■ **Problem to work on**
Could you find every line in the records below that contains the word "bytes" and copy it?

■ **Data supplied**
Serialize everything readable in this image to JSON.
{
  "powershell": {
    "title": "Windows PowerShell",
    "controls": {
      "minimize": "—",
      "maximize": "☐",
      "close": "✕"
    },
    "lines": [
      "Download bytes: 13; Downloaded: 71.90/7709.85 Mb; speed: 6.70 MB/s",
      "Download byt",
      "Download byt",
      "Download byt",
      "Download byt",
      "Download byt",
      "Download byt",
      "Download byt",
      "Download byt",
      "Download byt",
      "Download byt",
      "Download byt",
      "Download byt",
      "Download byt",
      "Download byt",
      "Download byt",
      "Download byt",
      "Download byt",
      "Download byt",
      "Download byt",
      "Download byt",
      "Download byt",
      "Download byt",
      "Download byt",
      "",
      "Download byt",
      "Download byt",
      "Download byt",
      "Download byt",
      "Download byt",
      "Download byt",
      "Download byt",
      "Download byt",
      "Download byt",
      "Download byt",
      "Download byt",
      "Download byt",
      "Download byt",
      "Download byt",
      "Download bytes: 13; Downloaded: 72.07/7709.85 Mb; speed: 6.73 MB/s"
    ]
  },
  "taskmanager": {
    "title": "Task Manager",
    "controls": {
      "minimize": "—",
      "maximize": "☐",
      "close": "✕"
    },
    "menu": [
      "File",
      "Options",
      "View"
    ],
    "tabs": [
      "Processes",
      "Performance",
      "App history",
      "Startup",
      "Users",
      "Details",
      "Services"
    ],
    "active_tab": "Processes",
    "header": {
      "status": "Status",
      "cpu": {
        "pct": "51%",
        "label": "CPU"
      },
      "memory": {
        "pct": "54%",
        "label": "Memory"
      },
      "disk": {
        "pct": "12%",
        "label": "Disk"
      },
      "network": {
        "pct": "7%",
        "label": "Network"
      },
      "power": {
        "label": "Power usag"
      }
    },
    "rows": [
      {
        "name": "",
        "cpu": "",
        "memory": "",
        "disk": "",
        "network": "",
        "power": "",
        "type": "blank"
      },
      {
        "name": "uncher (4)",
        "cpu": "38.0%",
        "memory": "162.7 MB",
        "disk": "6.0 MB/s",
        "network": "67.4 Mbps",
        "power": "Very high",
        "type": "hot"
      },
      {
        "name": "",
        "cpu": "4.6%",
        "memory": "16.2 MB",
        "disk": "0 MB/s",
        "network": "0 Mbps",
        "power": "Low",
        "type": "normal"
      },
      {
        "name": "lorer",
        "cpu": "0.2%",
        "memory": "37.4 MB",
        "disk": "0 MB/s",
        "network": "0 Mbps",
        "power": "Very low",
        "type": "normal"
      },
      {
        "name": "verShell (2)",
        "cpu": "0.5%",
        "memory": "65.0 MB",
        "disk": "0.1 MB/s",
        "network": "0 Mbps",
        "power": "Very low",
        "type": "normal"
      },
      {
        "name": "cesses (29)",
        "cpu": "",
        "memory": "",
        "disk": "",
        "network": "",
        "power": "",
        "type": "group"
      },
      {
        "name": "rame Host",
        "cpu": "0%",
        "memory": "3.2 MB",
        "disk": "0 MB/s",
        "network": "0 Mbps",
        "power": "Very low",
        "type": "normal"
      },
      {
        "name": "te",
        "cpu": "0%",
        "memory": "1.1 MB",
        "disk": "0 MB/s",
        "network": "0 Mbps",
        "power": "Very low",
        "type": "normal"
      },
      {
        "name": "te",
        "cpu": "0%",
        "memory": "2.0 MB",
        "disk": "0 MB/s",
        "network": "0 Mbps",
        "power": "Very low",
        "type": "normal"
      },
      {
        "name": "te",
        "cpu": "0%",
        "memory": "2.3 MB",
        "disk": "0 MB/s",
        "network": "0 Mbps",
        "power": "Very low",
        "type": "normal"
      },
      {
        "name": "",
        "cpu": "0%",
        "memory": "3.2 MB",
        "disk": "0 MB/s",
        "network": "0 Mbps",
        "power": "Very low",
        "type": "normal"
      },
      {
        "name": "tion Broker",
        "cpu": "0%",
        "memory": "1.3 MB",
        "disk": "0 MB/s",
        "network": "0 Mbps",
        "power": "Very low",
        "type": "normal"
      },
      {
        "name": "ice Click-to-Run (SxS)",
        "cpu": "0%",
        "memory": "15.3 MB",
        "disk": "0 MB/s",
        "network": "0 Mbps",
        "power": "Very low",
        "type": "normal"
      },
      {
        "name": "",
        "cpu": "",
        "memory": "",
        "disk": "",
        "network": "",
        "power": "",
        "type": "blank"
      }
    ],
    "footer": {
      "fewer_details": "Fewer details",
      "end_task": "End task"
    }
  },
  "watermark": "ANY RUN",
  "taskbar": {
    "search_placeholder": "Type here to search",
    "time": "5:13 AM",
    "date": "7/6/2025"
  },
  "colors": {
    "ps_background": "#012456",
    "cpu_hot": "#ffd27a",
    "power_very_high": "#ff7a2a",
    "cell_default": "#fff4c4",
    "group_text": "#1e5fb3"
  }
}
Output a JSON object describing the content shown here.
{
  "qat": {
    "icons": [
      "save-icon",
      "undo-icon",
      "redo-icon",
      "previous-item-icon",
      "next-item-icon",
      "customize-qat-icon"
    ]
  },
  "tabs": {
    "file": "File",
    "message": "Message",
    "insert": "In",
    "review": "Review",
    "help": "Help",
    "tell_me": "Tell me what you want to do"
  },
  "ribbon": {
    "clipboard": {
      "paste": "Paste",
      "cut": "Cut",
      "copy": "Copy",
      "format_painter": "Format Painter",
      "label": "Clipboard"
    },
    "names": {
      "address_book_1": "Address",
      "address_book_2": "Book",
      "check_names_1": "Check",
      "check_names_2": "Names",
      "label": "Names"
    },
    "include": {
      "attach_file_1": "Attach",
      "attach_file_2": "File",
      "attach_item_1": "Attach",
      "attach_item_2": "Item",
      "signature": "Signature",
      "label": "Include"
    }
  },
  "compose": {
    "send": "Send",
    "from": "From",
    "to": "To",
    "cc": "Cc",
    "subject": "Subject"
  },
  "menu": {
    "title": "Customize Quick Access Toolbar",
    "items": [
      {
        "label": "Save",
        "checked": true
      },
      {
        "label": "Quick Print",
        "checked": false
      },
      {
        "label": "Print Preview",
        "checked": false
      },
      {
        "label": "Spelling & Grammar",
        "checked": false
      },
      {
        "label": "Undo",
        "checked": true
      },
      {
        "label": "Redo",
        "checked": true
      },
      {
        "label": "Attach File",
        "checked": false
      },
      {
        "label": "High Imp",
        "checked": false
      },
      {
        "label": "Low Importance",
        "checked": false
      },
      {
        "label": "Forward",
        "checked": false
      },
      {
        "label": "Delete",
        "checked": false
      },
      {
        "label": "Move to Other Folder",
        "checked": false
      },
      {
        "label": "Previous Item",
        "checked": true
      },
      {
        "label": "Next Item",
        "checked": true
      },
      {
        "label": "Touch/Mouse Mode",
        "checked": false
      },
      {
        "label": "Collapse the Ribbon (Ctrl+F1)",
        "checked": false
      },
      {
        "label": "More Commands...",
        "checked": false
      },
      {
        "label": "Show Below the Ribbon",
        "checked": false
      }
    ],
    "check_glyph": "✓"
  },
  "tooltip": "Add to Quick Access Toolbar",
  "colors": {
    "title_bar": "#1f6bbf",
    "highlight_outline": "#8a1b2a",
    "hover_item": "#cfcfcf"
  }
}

■ **Answer below**
      "Download bytes: 13; Downloaded: 71.90/7709.85 Mb; speed: 6.70 MB/s",
      "Download bytes: 13; Downloaded: 72.07/7709.85 Mb; speed: 6.73 MB/s"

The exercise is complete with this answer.